From a spectator’s perspective some sports fail to deliver this excitement. The National Collegiate Athletic Association has recognized tennis as a sport with less than satisfactory spectator appeal and seeks to rectify tennis’ dwindling number of fans by shortening the matches. The NCAA committee’s final vote was announced a few days ago, confirming the board’s decision to enforce an abbreviated scoring format to all college tennis dual matches for the 2014 season. This decision is one of the most controversial changes in college tennis.
The NCAA has been trying to enact these changes since 2012, but the tremendous backlash that ensued from their initial proposal forced revisionary measures. The 2012 proposal was, “met with 10,000-plus signatures of protest,” and student-athletes created a website to show further outrage. Players and coaches argued that political agendas and entertainment objectives did not warrant compromising player development. They contested that the rules of tennis are what make it great, but don’t all sports have the same fundamental objectives?
Giamatti would argue that the sport and its specific rules are irrelevant; the only purpose of sports is to enable both participant and spectator to experience a sensation, “of fully playing,” and to be utterly consumed by this primordial desire. If shorter matches increase spectator enjoyment, while still allowing the players to “play” than isn’t it a logical compromise? I think so.
As a tennis player who will be directly affected by these rule changes, I’m surprised by the extent of controversy surrounding this issue because in my experience, abbreviated matches have little impact on the players. Some collegiate tennis players, however, assert that these rules favor the weaker opponent because of the shortened point system, which supposedly acts as an equalizer. Is our culture’s over-emphasis on the importance of winning to blame for athletes focusing on the result instead of simply the enjoyment of playing the game?

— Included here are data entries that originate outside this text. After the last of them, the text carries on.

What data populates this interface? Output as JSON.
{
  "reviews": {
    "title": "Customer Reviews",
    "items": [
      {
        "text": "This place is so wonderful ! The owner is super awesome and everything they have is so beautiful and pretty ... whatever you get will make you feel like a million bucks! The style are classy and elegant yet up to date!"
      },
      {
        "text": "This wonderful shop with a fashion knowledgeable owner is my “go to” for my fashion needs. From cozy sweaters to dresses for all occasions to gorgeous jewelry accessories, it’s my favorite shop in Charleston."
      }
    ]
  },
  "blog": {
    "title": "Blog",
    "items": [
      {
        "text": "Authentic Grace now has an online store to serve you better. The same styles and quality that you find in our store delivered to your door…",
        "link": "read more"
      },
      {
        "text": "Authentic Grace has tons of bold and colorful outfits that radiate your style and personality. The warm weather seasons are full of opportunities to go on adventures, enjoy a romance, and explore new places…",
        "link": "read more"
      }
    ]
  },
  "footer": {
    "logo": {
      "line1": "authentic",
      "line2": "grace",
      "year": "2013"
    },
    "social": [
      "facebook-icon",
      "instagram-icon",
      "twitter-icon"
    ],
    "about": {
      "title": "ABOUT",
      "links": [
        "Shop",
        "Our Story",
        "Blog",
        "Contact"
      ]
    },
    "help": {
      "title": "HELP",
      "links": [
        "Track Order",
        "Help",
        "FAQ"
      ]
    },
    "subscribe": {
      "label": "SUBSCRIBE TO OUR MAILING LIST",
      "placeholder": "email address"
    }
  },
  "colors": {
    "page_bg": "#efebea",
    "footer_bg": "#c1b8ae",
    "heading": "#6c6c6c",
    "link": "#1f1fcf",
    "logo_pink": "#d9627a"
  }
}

And if, “the lesson of life is that you cannot win,” why is it that we have become so competitive even in games that have, “no real consequence”? Our necessity to win at all costs has blinded us from experiencing play as it was intended both as a participant and as a spectator.
I encourage you to read more about the NCAA decision-making process concerning these dual match format changes that will be implemented this year, and to learn more about the perspectives of collegiate tennis players with regards to these changes.